PROMPT: From the records below, please return each line that holds the word "Número".

DATA RECORDS:
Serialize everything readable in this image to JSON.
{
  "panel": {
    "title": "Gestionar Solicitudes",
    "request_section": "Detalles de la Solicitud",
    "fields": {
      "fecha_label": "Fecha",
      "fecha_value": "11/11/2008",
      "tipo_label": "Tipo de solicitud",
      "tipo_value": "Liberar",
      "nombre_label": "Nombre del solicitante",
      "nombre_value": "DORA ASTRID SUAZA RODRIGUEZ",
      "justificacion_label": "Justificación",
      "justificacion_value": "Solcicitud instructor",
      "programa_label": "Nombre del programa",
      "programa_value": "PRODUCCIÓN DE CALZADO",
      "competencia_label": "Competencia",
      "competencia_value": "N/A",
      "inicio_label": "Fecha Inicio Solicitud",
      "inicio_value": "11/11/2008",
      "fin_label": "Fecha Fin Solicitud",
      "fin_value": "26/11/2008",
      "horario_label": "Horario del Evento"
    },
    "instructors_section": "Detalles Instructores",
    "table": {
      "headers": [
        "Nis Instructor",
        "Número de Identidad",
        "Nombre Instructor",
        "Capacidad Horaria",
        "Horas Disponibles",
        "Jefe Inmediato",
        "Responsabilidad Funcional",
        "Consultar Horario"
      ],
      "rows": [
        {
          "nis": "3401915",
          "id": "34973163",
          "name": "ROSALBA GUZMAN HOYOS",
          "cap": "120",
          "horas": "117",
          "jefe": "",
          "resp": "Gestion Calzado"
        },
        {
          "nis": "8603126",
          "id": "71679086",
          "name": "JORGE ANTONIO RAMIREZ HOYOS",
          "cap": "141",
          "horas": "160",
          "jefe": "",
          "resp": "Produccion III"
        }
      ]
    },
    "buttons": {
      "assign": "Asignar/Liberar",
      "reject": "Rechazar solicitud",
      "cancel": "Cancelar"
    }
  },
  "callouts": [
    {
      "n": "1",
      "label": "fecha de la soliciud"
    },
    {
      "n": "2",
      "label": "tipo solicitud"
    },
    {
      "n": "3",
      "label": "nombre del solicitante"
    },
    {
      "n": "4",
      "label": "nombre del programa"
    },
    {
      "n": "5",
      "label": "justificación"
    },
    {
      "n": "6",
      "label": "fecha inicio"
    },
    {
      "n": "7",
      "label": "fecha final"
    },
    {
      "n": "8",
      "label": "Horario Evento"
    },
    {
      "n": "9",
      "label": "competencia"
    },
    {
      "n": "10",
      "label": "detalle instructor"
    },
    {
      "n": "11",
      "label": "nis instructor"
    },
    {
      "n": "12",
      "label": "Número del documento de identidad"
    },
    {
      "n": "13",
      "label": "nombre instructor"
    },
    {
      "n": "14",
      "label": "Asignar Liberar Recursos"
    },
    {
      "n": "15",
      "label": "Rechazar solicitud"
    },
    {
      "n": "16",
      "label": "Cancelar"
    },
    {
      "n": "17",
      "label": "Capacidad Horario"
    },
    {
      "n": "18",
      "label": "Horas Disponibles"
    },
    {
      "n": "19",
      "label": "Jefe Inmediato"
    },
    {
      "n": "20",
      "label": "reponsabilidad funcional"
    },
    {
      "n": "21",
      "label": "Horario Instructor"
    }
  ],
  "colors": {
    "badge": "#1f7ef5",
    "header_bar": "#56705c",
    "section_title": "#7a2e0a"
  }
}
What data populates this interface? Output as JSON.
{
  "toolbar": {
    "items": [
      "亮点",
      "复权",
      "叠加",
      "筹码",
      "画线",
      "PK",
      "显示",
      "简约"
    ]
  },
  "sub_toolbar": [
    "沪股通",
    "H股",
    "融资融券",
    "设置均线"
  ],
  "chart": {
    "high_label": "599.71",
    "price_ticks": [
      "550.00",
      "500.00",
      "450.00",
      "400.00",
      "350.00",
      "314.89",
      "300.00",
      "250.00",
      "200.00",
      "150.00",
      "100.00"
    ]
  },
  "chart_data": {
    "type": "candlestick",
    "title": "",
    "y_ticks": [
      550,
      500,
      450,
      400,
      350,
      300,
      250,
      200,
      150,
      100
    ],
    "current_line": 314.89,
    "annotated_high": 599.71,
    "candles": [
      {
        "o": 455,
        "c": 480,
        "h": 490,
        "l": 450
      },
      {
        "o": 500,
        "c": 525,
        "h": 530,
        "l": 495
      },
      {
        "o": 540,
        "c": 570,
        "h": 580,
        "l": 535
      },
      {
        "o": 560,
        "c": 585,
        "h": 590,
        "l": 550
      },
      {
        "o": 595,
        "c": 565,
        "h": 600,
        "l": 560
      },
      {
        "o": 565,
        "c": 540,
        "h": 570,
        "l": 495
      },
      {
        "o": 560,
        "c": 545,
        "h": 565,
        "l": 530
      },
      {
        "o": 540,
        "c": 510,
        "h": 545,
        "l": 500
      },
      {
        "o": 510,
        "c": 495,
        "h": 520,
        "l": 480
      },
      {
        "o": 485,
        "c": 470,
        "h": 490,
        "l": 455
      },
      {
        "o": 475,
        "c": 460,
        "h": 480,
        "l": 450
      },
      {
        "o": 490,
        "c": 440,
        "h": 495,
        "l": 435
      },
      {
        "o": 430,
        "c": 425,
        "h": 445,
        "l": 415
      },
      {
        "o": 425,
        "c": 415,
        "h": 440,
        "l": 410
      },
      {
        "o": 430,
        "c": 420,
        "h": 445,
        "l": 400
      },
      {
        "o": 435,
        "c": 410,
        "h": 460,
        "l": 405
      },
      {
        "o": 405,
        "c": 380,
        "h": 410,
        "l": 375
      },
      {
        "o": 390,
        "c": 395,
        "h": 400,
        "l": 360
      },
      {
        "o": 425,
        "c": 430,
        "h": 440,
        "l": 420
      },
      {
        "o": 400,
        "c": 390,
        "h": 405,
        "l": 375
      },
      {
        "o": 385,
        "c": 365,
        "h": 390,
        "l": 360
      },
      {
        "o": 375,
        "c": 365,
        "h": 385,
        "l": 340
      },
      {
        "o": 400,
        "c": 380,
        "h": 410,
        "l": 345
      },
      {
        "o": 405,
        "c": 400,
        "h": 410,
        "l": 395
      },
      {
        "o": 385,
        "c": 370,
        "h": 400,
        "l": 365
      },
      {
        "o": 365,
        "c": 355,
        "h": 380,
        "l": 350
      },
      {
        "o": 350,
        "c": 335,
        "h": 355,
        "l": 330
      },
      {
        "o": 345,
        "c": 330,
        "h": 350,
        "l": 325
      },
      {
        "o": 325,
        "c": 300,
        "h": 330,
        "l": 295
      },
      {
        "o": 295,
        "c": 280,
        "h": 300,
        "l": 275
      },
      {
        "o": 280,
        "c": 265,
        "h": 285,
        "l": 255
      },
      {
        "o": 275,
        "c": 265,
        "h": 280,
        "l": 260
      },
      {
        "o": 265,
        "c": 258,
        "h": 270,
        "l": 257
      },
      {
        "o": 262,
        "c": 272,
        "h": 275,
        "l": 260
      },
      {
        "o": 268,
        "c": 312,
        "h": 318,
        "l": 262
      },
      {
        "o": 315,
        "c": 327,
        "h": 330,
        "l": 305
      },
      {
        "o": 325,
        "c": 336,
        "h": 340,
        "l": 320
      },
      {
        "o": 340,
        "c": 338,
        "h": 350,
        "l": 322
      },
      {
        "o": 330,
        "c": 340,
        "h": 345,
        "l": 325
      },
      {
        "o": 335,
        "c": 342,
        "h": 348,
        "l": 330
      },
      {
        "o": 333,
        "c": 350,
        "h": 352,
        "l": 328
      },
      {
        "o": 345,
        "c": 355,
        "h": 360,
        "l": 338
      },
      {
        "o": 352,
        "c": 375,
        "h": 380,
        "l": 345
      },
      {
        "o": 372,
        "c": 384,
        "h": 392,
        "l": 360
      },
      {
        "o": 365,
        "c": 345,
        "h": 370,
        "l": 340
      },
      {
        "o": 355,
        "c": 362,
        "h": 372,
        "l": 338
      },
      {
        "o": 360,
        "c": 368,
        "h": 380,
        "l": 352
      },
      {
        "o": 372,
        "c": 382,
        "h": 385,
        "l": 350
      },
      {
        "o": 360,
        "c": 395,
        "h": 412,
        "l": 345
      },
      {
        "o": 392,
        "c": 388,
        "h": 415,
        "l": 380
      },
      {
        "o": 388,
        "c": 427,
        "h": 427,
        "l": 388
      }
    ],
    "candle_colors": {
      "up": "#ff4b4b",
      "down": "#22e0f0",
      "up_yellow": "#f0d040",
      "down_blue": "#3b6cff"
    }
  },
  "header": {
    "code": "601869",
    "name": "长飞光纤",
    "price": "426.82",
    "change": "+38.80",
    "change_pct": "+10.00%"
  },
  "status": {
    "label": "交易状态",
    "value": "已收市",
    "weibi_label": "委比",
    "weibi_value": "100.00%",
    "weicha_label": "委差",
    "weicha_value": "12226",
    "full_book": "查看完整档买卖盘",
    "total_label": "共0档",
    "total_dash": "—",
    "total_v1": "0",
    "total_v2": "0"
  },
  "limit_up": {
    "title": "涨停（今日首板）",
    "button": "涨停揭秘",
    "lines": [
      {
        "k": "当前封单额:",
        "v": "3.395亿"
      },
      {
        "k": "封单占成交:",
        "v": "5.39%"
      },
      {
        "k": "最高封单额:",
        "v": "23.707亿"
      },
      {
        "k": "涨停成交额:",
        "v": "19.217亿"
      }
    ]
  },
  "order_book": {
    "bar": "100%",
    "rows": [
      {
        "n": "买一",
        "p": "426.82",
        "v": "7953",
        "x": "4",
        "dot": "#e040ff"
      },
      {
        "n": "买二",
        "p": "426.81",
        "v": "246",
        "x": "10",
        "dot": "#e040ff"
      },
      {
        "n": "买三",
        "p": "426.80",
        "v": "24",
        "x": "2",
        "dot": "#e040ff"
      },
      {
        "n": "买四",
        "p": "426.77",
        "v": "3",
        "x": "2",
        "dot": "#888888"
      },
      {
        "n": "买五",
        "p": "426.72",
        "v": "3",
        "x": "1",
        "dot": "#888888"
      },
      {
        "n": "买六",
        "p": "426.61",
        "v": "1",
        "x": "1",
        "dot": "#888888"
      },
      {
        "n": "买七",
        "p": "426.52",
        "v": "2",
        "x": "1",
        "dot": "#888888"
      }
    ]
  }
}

THE COMPLETED TASK:
        "Número de Identidad",
      "label": "Número del documento de identidad"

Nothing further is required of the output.